Martin Gardner is the inspiration behind this column. As many readers know, Gardner wrote his own column, called “Mathematical Games”, in *Scientific American* from 1956 to 1985.

It sat squarely within the nexus where recreational mathematics, puzzles, games, magic, art and science intersect. His compiled articles required 14 large volumes to contain them all.

Those, and the several dozen other books he wrote in his 95 years, comprise an incredible body of work. Every time I sit down to write, I ask myself if Martin would have been interested in the subject matter.

Recently I attended the *Gathering 4 Gardner* in Atlanta, Georgia. The G4G, as it’s called by attendees, is a biennial conference of 300 mathematicians, puzzle makers, magicians and artists who consider themselves ardent Martin Gardner fans. They gather in even-numbered years to celebrate and share the latest and greatest discoveries in recreational mathematics. Gardner himself was present at the first two conferences in the early 1990s, but was uncomfortable with the celebrity attention he received. He gave his blessing for future events but never attended again.

This year’s final dinner show closed with a demonstration by mathematician and acknowledged genius John Horton Conway. Conway is Professor Emeritus of Mathematics at Princeton University, with expertise in knot theory, number theory and combinatorial game theory. He is perhaps most famous for creating the computer simulation called *Game of Life*, in 1970.

Conway asked three audience members to stand. Each was asked to name their birthdate. In turn, Conway, who is nearly 80, almost instantly announced the day of the week on which they were born. The room erupted in applause.

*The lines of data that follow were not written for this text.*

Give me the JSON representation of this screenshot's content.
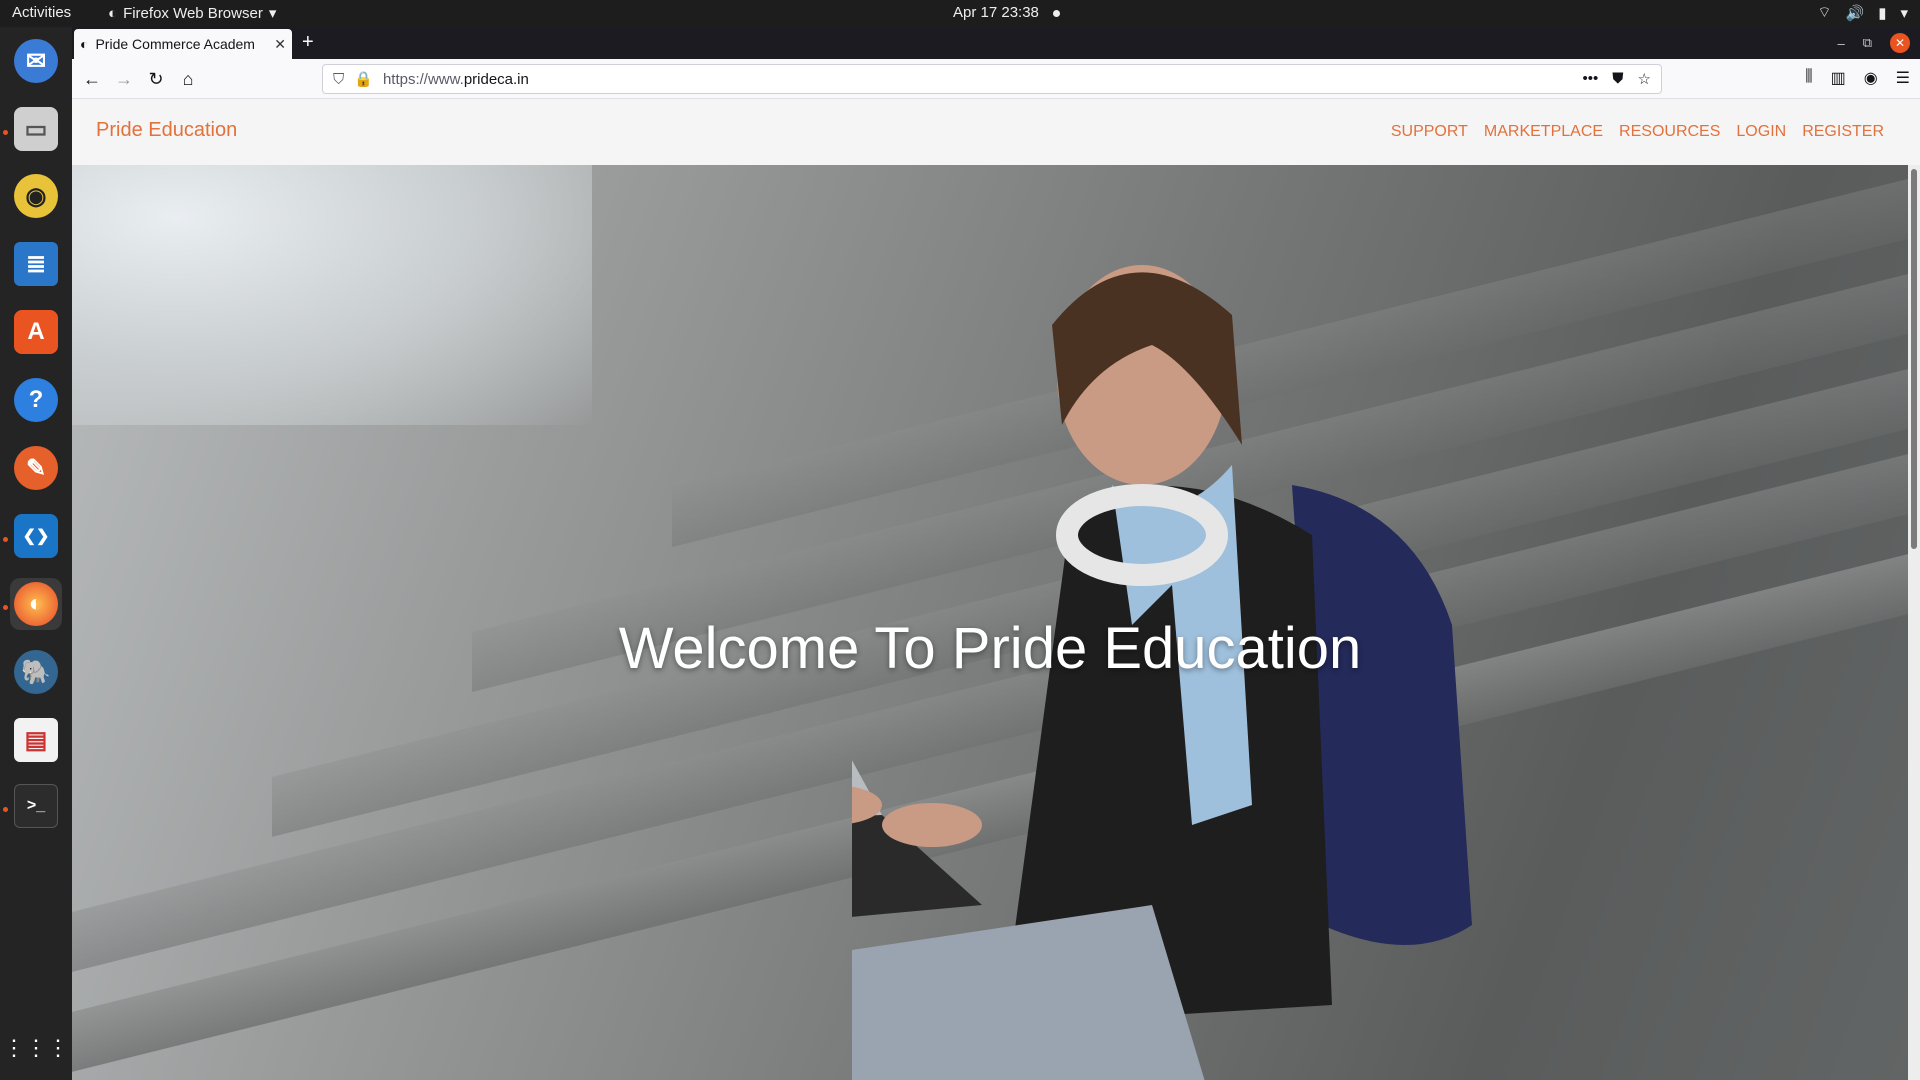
{
  "topbar": {
    "activities": "Activities",
    "app_menu": "Firefox Web Browser",
    "clock": "Apr 17  23:38"
  },
  "dock": {
    "items": [
      {
        "name": "thunderbird-icon",
        "glyph": "✉"
      },
      {
        "name": "files-icon",
        "glyph": "▭"
      },
      {
        "name": "rhythmbox-icon",
        "glyph": "◉"
      },
      {
        "name": "writer-icon",
        "glyph": "≣"
      },
      {
        "name": "software-icon",
        "glyph": "A"
      },
      {
        "name": "help-icon",
        "glyph": "?"
      },
      {
        "name": "inkscape-icon",
        "glyph": "✎"
      },
      {
        "name": "vscode-icon",
        "glyph": "❮❯"
      },
      {
        "name": "firefox-icon",
        "glyph": "◐"
      },
      {
        "name": "postgres-icon",
        "glyph": "🐘"
      },
      {
        "name": "document-viewer-icon",
        "glyph": "▤"
      },
      {
        "name": "terminal-icon",
        "glyph": ">_"
      }
    ],
    "apps_glyph": "⋮⋮⋮"
  },
  "browser": {
    "tab_title": "Pride Commerce Academ",
    "url_prefix": "https://www.",
    "url_host": "prideca.in",
    "url_dots": "•••"
  },
  "site": {
    "brand": "Pride Education",
    "menu": [
      "SUPPORT",
      "MARKETPLACE",
      "RESOURCES",
      "LOGIN",
      "REGISTER"
    ],
    "hero_title": "Welcome To Pride Education"
  },
  "colors": {
    "brand": "#e3713a",
    "accent_ubuntu": "#e95420"
  }
}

What he did is commonly referred to among magicians and recreational mathematicians as “calendar calculation”. Conway uses a system he devised in the early 1970s (curiously, after a conversation with Martin Gardner) called the Doomsday Algorithm. The process involves memorising codes, century-specific days, and dividing certain numbers by 12 or four.

There is a similar but simpler method to determine the day of the week for any date. If you can do some basic division and addition in your head, you should, with practice, be able to perform the calculation in a matter of seconds.

First, you need to memorise the following “month codes”:

In leap years, subtract one from the month code for January and February only! Leap years are any years where the last two digits of the year are a multiple of four. The exception to this rule are century years (those ending with 00) where the whole number must divisible by 400. Thus 1800 and 1900 were not leap years, while 1600 and 2000 were.

To begin, you take the last two digits of the year and divide the number by four.

Disregarding any remainder, add the result to the number you began with.

Add the month code number.

Add the day of the month.

Divide this total by seven.

Now disregard the whole number and focus on the remainder. It is the remainder that will tell you the day of the week, according to the following day codes.

They are relatively easy to remember since they begin with Sunday as the first day of the week. The only quirk is that a remainder of zero equates to Saturday.

For dates in the 1800s, add two to your total. For dates in the 2000s, subtract one. You can do this any time *before* the final step of dividing by seven.

Let’s look at an example: 17 January 1953. The first step is to divide 53 by four, ignoring any remainders. Answer: 13.

Add 13 to 53, to get 66. Add the “month code” (which for January is one) to get 67. Add the day of the month (17) to 67, making the result 84.

Finally the last step; divide 84 by seven. The answer is 12 with a remainder of zero. All we care about now is the remainder. Zero tells us that 17 January 1953 was a Saturday.

The mental division steps are the most difficult part of this method so here’s a tip: you can “cast out sevens” as you go!

For example, take the date 6 December 1920. 20 divided by four is five. Adding five back to 20 gives us 25. If you want, you can divide 25 by seven right now and remember only the remainder (which is four). Add this remainder to the month code for December (six) to get 10. Divide by seven again and keep the remainder (which is now three). Add this new remainder to the day you want (the sixth) to get nine. Divide by seven one final time to get a remainder of two. This tells us that 6 December 1920 was a Monday.

Casting out or dividing by seven as you go at each step is usually much easier than initially doing all of the addition and then dividing the large total by seven at the very end. The result is the same either way.

With practice just about anyone can get this method down to under 15 seconds. With a *lot* of practice, you might just become the next John Conway!

Originally published by Cosmos as Find the day of the week for any date

### Read science facts, not fiction...

There’s never been a more important time to explain the facts, cherish evidence-based knowledge and to showcase the latest scientific, technological and engineering breakthroughs. Cosmos is published by The Royal Institution of Australia, a charity dedicated to connecting people with the world of science. Financial contributions, however big or small, help us provide access to trusted science information at a time when the world needs it most. Please support us by making a donation or purchasing a subscription today.